“For some reason, I always come back to filmmaking,” he says. “It’s gotten easier to do with the technology now available. It still takes time to make a documentary in the right way.”
Daitz says the documentary took him six years to finish mostly because of expenses. He began filming in 2006 and received a New Visions Award for $20,000, which helped start the project.
“I thought I would get more grants and then the recession hit,” he says. “I hit up press associations and other organizations, but no one was giving money. Therefore, the project had to wait a bit.”
Daitz would travel from Albuquerque to to film and at one point tried to have reporters use a camera and do a video diary.
“That was sort of a bust because everyone was just too busy,” he says. “I would try to coordinate with them but as we all know, the news business is never really quiet.”
Daitz says if he does another documentary on the news business he would love to do it in video-diary style.
“Who knows, this entire project may turn into a series of sorts,” he says. “It’s the film business and there are plenty of ideas out there.”

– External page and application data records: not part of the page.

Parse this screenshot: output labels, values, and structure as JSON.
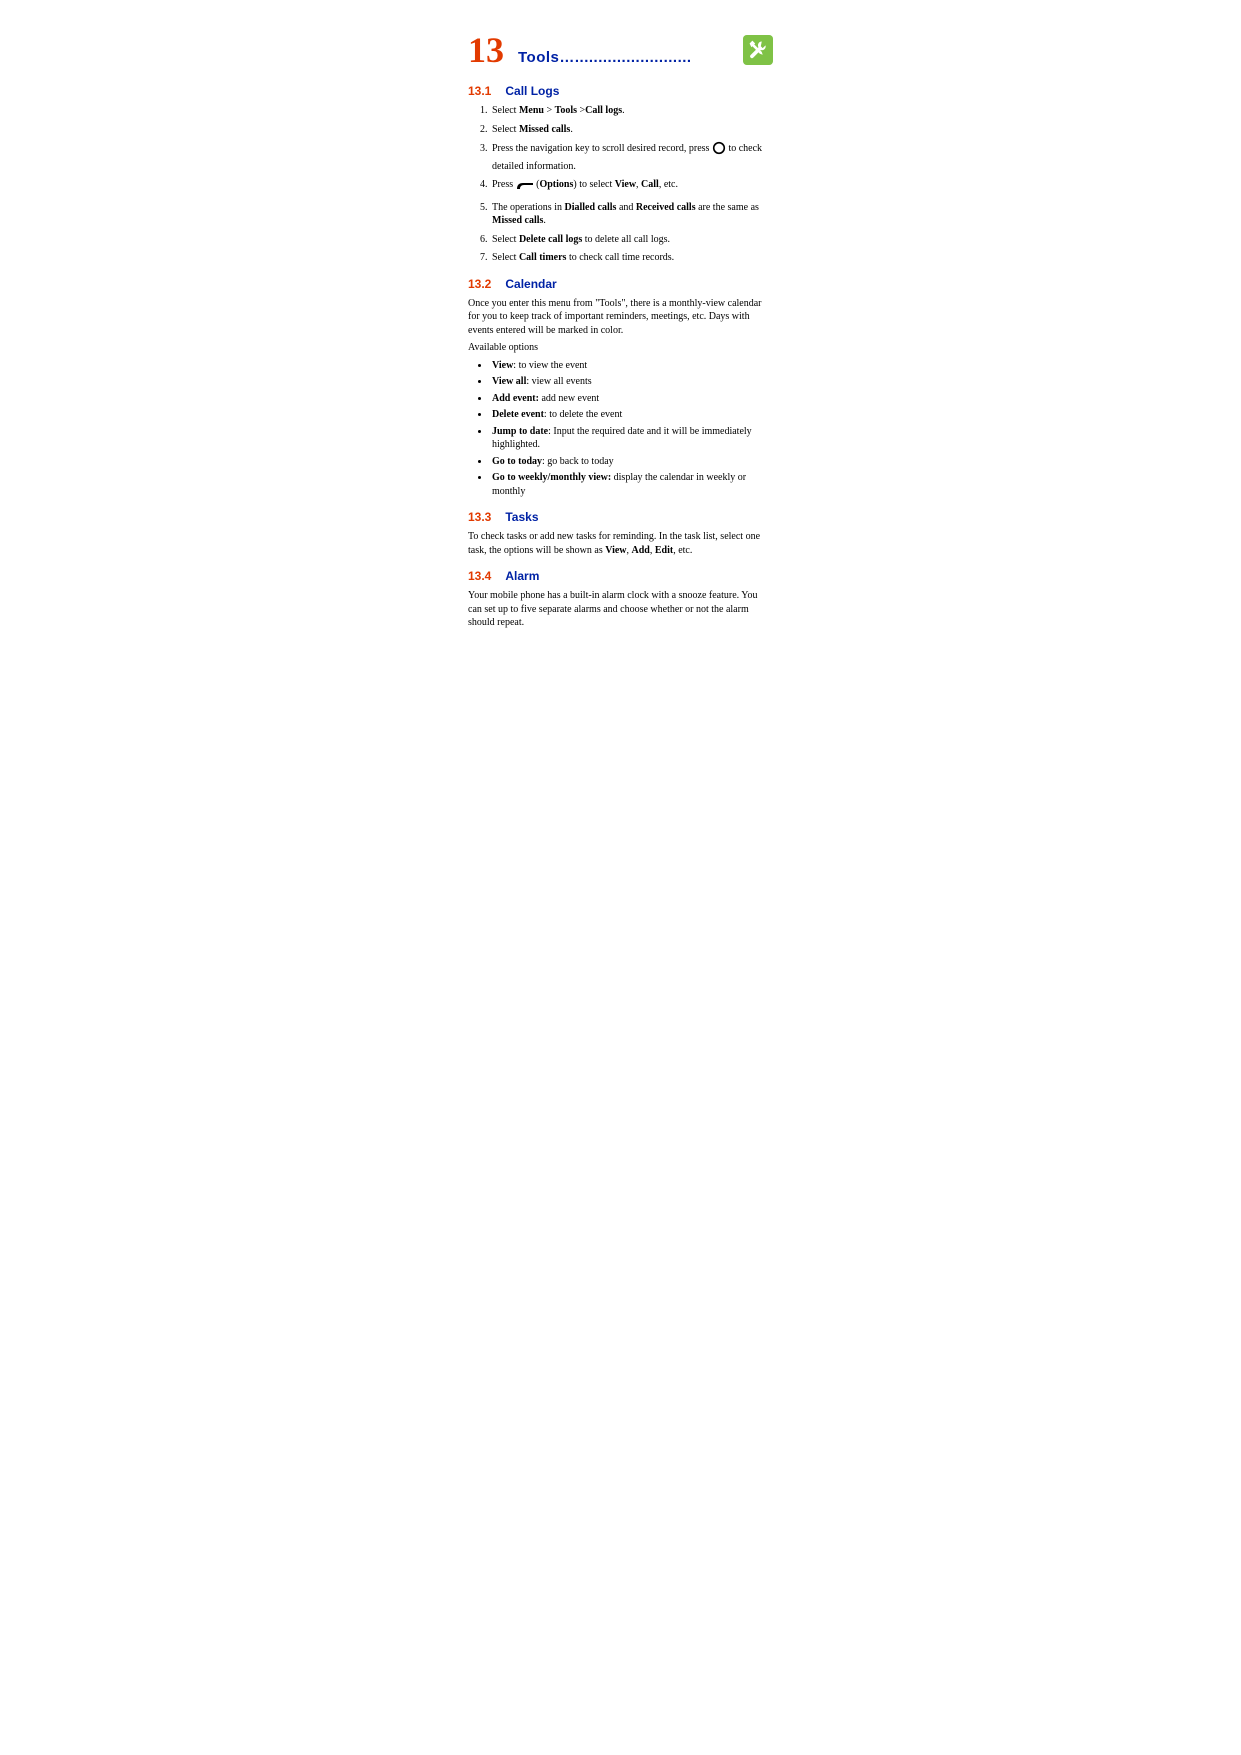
{
  "chapter": {
    "num": "13",
    "title": "Tools…........................."
  },
  "s131": {
    "num": "13.1",
    "title": "Call Logs",
    "i1a": "Select ",
    "i1b": "Menu",
    "i1c": " > ",
    "i1d": "Tools",
    "i1e": " >",
    "i1f": "Call logs",
    "i1g": ".",
    "i2a": "Select ",
    "i2b": "Missed calls",
    "i2c": ".",
    "i3a": "Press the navigation key to scroll desired record, press ",
    "i3b": " to check detailed information.",
    "i4a": "Press ",
    "i4b": " (",
    "i4c": "Options",
    "i4d": ") to select ",
    "i4e": "View",
    "i4f": ", ",
    "i4g": "Call",
    "i4h": ", etc.",
    "i5a": "The operations in ",
    "i5b": "Dialled calls",
    "i5c": " and ",
    "i5d": "Received calls",
    "i5e": " are the same as ",
    "i5f": "Missed calls",
    "i5g": ".",
    "i6a": "Select ",
    "i6b": "Delete call logs",
    "i6c": " to delete all call logs.",
    "i7a": "Select ",
    "i7b": "Call timers",
    "i7c": " to check call time records."
  },
  "s132": {
    "num": "13.2",
    "title": "Calendar",
    "p1": "Once you enter this menu from \"Tools\", there is a monthly-view calendar for you to keep track of important reminders, meetings, etc. Days with events entered will be marked in color.",
    "p2": "Available options",
    "b1a": "View",
    "b1b": ": to view the event",
    "b2a": "View all",
    "b2b": ": view all events",
    "b3a": "Add event:",
    "b3b": " add new event",
    "b4a": "Delete event",
    "b4b": ": to delete the event",
    "b5a": "Jump to date",
    "b5b": ": Input the required date and it will be immediately highlighted.",
    "b6a": "Go to today",
    "b6b": ": go back to today",
    "b7a": "Go to weekly/monthly view:",
    "b7b": " display the calendar in weekly or monthly"
  },
  "s133": {
    "num": "13.3",
    "title": "Tasks",
    "p1a": "To check tasks or add new tasks for reminding. In the task list, select one task, the options will be shown as ",
    "p1b": "View",
    "p1c": ", ",
    "p1d": "Add",
    "p1e": ", ",
    "p1f": "Edit",
    "p1g": ", etc."
  },
  "s134": {
    "num": "13.4",
    "title": "Alarm",
    "p1": "Your mobile phone has a built-in alarm clock with a snooze feature. You can set up to five separate alarms and choose whether or not the alarm should repeat."
  }
}
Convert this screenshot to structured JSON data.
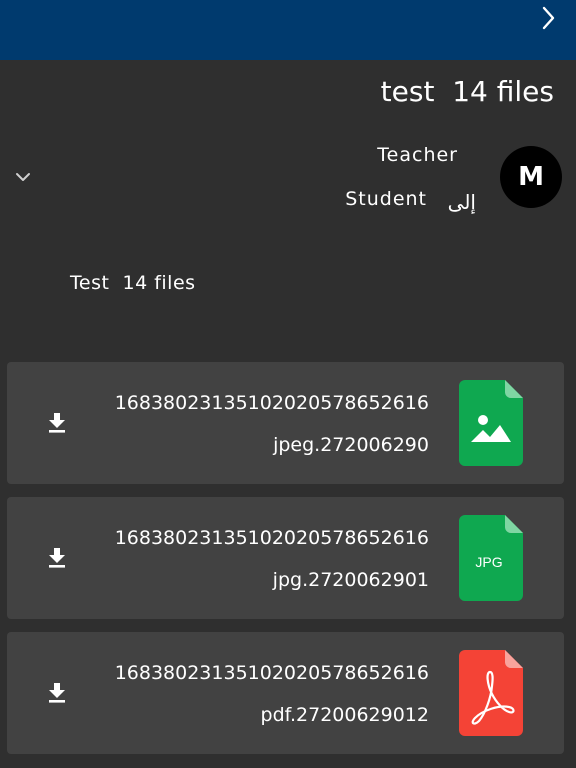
{
  "header": {
    "forward_icon": "chevron-right-icon",
    "title": "test  14 files"
  },
  "colors": {
    "header_bg": "#003a6e",
    "page_bg": "#2f2f2f",
    "card_bg": "#424242",
    "image_icon": "#0fa850",
    "jpg_icon": "#0fa850",
    "pdf_icon": "#f44336"
  },
  "message": {
    "expand_icon": "chevron-down-icon",
    "from": "Teacher",
    "to_prefix": "إلى",
    "to": "Student",
    "avatar_initial": "M",
    "body": "Test  14 files"
  },
  "files": [
    {
      "name_line1": "16838023135102020578652616",
      "name_line2": "jpeg.272006290",
      "icon": "image-file-icon",
      "download_icon": "download-icon"
    },
    {
      "name_line1": "16838023135102020578652616",
      "name_line2": "jpg.2720062901",
      "icon": "jpg-file-icon",
      "icon_text": "JPG",
      "download_icon": "download-icon"
    },
    {
      "name_line1": "16838023135102020578652616",
      "name_line2": "pdf.27200629012",
      "icon": "pdf-file-icon",
      "download_icon": "download-icon"
    }
  ]
}
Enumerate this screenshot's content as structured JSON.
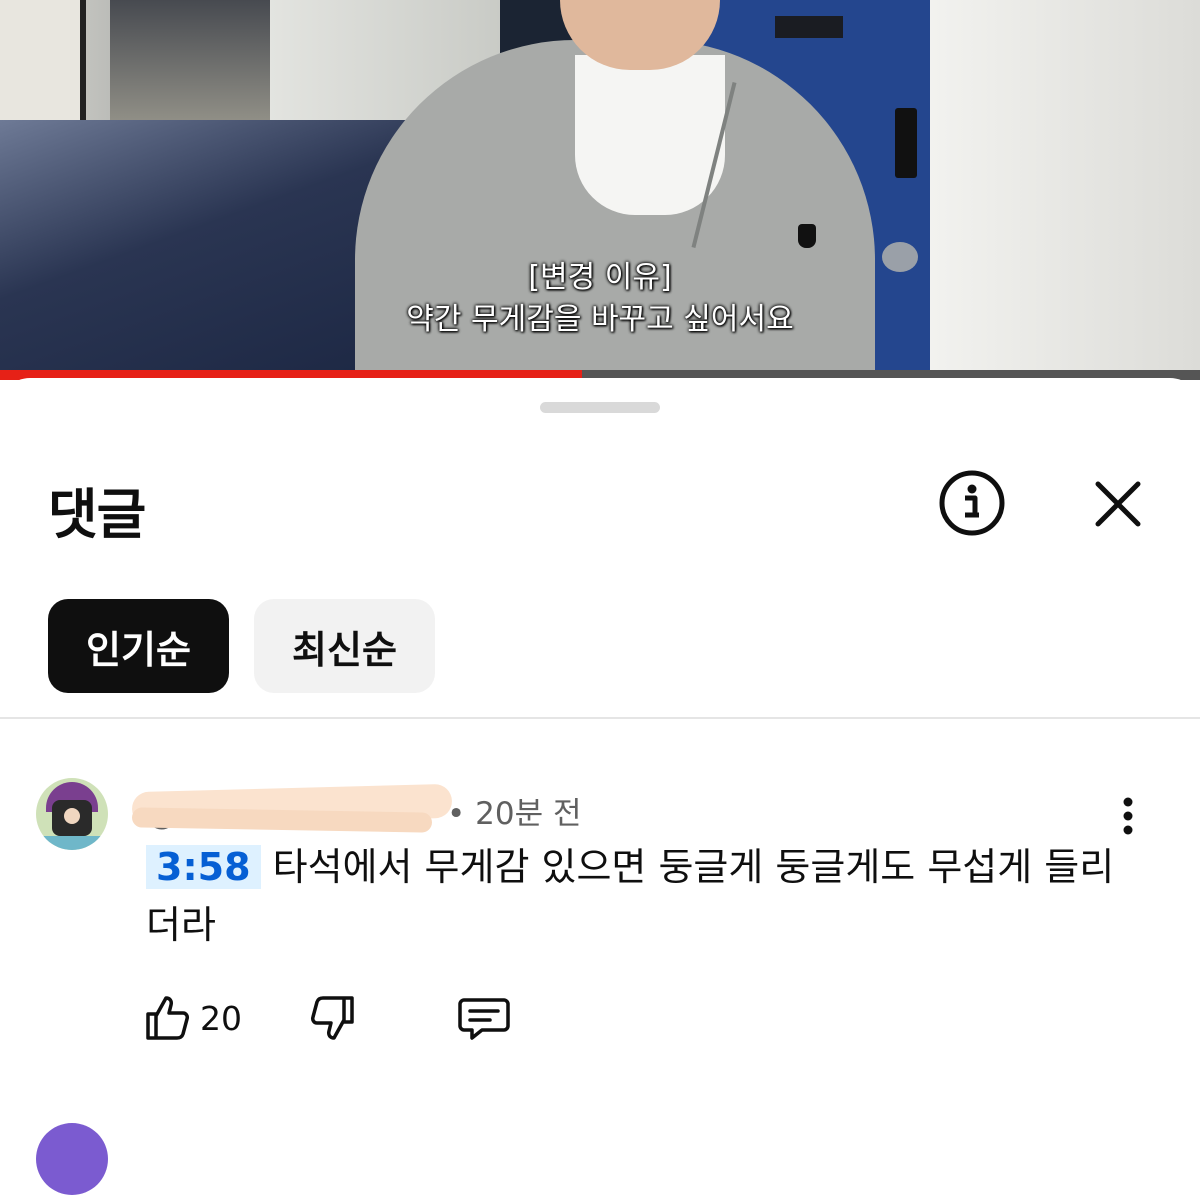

While “The Sun Never Sets” is making the festival rounds, Daitz is already working on his next project.
He says it is about a young woman, Marit Rawley, who is autistic and is also a filmmaker.
“We were asked to mentor her and she now has made three films and produced a play,” he says. “She’s making a movie about her play and we’re making a documentary on her.”